Online: Start a TransUnion account or sign into it to file or check the status of a credit dispute.

Mail: You will need to provide as many details as possible to TransUnion to complete your dispute by mail. Send your name, address, Social Security number, birthdate, name of the data furnisher, reason for your dispute and any corrections to personal information, such as address or phone number.

If possible, include the partial account number of the disputed item from your credit report and your TransUnion file number. Mail your documents to TransUnion Consumer Solutions, P.O. Box 2000, Chester, PA 19016-2000.

Phone: Call 833-395-6941 between 8 a.m. and 11 p.m. Eastern Time Monday through Friday.

5. Contact the Data Furnisher Via Phone or email

The reason you have to contact the data finisher is because you can correct an error with the credit bureau but not the finisher. Therefore, you have to fix it with the data furnisher, so that the mistake will disappear on your credit report. That’s because the data furnisher is the final source, and the credit bureau only reports that information.

Note that if you correct your name with the credit reporting agency but not the data furnisher, for instance, your credit report will continue to show the wrong name.

Please you can contact the data furnisher to correct the information that was wrongly uploaded. The CFPB offers further guidance and a sample dispute letter. Check it our for more details.

6. Wait for and Review Responses

From experience, we know that credit bureaus and data furnishers will respond to your dispute within 1 month, according to the CFPB. However, just note that if you provide additional information related to your dispute during the investigation, you could wait up to 45 days before you get a response.

Moving forward, when a credit bureau completes an investigation, it must notify you of the results within five business days. So, the credit bureau could decide to:

  • Decide to make no change to your credit report.
  • Input or update your credit report or not.
  • Completely delete information from your credit report.

You will receive a free copy of your updated report to verify the correction. This process will be repeated as errors must be disputed separately with each credit bureau.

If You’re Unsatisfied With the Outcome

  • Dispute the error again: If you have additional information, submit it to the credit reporting agency or the data furnisher with a letter explaining the enclosure.
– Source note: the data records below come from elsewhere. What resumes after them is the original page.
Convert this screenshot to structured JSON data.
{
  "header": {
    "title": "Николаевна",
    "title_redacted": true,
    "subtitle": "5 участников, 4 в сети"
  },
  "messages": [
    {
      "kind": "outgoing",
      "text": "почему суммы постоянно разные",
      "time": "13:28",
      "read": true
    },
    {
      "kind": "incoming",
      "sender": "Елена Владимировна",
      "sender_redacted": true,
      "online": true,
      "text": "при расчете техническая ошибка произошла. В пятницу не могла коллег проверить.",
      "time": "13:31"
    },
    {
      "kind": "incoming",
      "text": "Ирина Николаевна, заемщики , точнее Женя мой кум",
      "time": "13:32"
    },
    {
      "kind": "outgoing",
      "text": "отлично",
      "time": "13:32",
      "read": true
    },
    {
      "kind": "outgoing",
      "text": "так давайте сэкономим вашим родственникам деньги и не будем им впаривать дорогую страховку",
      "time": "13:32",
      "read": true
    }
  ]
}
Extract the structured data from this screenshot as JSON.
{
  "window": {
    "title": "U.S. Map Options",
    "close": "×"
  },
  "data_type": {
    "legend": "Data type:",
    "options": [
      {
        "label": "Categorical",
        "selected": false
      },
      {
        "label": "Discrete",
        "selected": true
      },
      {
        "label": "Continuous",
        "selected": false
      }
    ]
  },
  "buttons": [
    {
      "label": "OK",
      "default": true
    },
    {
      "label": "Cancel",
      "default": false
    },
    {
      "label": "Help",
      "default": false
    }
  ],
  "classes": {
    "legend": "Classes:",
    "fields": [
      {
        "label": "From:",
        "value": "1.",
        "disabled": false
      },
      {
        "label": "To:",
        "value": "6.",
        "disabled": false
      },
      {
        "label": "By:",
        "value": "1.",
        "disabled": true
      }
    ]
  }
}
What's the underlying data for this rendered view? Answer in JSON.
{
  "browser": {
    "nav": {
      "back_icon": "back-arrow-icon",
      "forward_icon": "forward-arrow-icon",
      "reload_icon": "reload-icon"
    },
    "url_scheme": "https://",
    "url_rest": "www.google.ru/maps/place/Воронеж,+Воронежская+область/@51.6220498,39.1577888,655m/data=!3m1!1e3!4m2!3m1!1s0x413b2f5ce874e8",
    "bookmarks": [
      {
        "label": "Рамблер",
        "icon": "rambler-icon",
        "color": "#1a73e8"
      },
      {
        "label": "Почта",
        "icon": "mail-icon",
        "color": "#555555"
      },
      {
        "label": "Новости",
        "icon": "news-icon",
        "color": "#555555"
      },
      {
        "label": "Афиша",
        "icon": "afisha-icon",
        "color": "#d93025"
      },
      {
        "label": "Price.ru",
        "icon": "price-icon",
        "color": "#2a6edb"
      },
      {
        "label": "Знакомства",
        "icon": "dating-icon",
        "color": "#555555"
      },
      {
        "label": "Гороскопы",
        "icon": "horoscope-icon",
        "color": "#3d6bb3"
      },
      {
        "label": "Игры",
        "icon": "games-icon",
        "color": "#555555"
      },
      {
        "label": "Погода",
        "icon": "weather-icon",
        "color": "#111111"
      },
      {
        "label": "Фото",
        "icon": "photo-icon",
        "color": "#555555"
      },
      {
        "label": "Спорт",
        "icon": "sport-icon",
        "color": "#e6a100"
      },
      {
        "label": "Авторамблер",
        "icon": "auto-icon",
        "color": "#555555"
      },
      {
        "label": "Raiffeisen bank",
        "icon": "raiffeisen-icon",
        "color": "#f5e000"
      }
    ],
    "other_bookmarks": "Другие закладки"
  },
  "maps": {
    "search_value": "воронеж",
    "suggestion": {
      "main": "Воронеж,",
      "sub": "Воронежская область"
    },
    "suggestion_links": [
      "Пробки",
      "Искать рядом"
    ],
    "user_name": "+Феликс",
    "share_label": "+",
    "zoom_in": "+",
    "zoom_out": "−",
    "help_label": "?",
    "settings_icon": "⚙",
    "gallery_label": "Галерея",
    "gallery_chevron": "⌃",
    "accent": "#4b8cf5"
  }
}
Ask the agency to send you the materials it used for the decision and escalate the dispute if necessary.
  • Report the credit bureau: File a complaint with the FTC and the CFPB if the credit reporting agency is not providing adequate assistance or taking your dispute seriously.
  • Compose a statement of dispute: “If the dispute has been resolved but the consumer still disagrees, the consumer can leave a statement on the credit report indicating that they do not agree with the information on the report,” Huynh says. Your statement should tell your side of the story in 100 words, but creditors are not guaranteed to consider it.

7. Review Your New Report

As a complainant, you will receive an updated copy of your credit report from the credit bureau once your dispute has been resolved. Verify that the mistake does not appear on the report.

Lastly, just continue to monitor your credit reports for errors and to make sure that old errors do not reappear.